When you can’t apply for a credit card, you might consider getting a prepaid card. These cards are similar to debit cards, but they’re not tied to a checking account. (Though some prepaid credit cards let you write a few checks a month.) The famous-for-being-famous Kardashian sisters launched a prepaid card recently and the reviews remind us all that some prepaid cards are duds. Here are some things to look for in a good prepaid card deal.
Low or No Monthly Fee

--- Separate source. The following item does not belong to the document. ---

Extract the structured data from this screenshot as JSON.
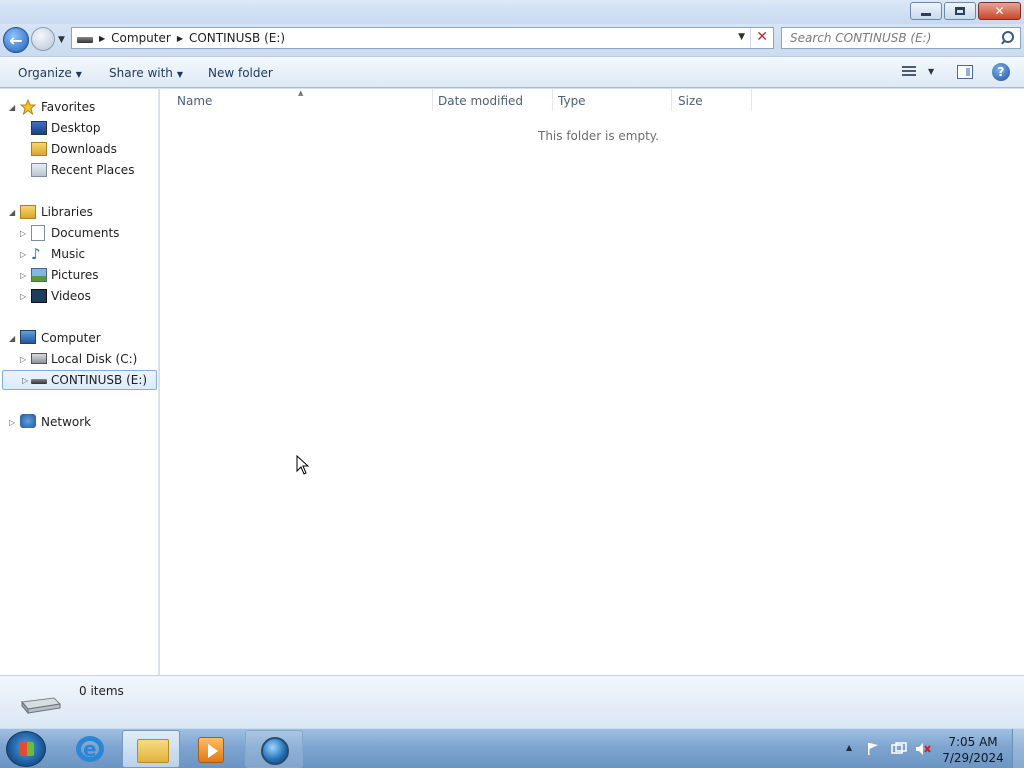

It’s common for prepaid cards to come with a monthly fee, but the best ones have low fees. Some even waive the fees if you deposit a certain amount each month or keep a certain minimum balance. Look for a prepaid card with a monthly fee below $7 per month or $84 a year. Ideally, you can get the fee waived by making a minimum deposit every month. Make sure the minimum deposit required to waive the fee is at least as much as your monthly income. No sense in trying to deposit $3,000 to waive the monthly fee when you only make $2,000 a month.
Free Direct Deposit
Direct deposit usually requires little to no processing on the receiving bank’s end. So there’s really no reason a prepaid card should charge you for direct deposit. In fact, the best prepaid cards have free direct deposit and will waive your monthly fees if you have at least one paycheck direct deposited onto your card. And if the card doesn’t have direct deposit at all, forget about it.
Cheap Reload Fees
A reload is when you add money to your prepaid card. You can often do this at many retailers or a bank branch if your prepaid card is offered by a bank. Most retailers charge you a fee around $5 to reload money on your prepaid card and some repaid cards charge you, too. The cheaper the reload fee, the better. Free reloads are best of all. If a prepaid card offers free reloads, you can expect to have a cap on the number of reloads you can do each month.
You’ll pay an ATM fee whenever you use a PIN to withdraw cash from an ATM. The bank who issues the ATM will charge you a fee and so will your prepaid card. You can’t control what the ATM charges you, but you can choose a prepaid card that has low ATM fees. Between $2 and $3 is a reasonable fee.
Free Bill Pay
If you don’t have a checking account, you’ll probably use your prepaid account to pay your monthly bills. Some of the worst prepaid cards charge a fee to enroll in online bill pay as well as a fee per transaction. If you expect to use your prepaid card to pay bills, look for one that doesn’t charge for bill pay. There are plenty of them out there so there’s no reason to pay a fee on top of paying your bills too.